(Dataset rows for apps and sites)
-------------------------

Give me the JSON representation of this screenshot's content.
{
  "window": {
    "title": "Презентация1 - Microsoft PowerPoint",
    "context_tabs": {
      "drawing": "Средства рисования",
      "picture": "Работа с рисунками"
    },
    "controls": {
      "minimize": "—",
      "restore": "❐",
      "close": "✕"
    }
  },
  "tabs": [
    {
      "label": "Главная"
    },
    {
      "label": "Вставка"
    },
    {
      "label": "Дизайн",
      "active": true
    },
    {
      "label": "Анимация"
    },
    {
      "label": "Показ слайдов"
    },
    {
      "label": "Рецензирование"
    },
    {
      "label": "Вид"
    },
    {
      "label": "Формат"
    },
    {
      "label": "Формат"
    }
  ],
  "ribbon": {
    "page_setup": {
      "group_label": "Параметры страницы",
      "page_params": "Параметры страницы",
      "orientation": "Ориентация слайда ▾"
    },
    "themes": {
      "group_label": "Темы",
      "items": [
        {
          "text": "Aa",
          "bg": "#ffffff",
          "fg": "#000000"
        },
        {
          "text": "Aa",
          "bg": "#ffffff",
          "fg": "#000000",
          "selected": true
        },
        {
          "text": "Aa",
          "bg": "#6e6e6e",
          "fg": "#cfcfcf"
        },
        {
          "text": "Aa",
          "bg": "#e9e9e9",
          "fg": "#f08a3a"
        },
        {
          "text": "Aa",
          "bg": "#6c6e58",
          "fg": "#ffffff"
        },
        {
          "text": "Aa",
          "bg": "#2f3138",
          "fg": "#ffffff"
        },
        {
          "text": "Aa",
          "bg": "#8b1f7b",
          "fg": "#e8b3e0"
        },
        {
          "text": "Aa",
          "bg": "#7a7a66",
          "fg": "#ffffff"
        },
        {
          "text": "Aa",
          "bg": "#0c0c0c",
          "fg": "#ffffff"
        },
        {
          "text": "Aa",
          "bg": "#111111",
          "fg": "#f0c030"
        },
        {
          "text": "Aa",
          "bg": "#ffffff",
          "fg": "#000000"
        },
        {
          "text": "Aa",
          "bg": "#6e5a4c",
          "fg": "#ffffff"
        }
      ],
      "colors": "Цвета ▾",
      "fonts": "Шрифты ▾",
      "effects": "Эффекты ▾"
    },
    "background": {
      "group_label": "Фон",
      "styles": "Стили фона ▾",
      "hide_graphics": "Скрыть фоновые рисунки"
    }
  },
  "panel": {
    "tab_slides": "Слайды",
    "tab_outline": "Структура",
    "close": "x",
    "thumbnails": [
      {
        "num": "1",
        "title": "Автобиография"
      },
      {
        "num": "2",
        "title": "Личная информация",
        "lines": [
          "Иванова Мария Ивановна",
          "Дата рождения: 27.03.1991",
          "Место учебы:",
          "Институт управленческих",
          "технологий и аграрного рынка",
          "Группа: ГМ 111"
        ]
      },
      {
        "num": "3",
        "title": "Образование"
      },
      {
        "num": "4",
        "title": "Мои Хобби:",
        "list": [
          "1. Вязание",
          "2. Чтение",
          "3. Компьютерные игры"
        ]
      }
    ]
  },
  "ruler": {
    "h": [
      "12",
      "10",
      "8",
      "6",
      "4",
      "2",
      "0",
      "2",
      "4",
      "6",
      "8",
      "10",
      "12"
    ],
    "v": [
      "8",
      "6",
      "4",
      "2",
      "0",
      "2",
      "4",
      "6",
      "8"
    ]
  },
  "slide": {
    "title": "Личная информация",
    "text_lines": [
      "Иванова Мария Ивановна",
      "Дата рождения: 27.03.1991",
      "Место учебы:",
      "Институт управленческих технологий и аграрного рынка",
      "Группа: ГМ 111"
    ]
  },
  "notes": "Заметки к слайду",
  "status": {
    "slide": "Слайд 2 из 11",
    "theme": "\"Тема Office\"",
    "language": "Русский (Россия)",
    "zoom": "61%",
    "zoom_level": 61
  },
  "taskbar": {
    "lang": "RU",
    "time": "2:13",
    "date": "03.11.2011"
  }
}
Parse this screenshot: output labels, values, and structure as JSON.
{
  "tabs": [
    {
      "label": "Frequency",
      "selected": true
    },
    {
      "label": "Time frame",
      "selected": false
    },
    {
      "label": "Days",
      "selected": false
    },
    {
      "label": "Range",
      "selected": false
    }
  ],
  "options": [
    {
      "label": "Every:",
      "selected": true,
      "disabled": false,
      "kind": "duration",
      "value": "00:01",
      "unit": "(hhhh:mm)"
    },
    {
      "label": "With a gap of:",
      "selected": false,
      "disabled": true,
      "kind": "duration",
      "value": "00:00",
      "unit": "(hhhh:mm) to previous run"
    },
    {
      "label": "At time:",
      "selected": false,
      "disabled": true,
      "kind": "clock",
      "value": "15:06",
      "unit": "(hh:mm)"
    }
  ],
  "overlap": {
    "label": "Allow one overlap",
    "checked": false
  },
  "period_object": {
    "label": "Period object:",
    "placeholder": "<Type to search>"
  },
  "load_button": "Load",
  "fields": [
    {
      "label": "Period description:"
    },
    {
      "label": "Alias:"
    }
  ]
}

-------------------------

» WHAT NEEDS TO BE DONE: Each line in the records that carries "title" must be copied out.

» WRITTEN SOLUTION:
    "title": "Презентация1 - Microsoft PowerPoint",
        "title": "Автобиография"
        "title": "Личная информация",
        "title": "Образование"
        "title": "Мои Хобби:",
    "title": "Личная информация",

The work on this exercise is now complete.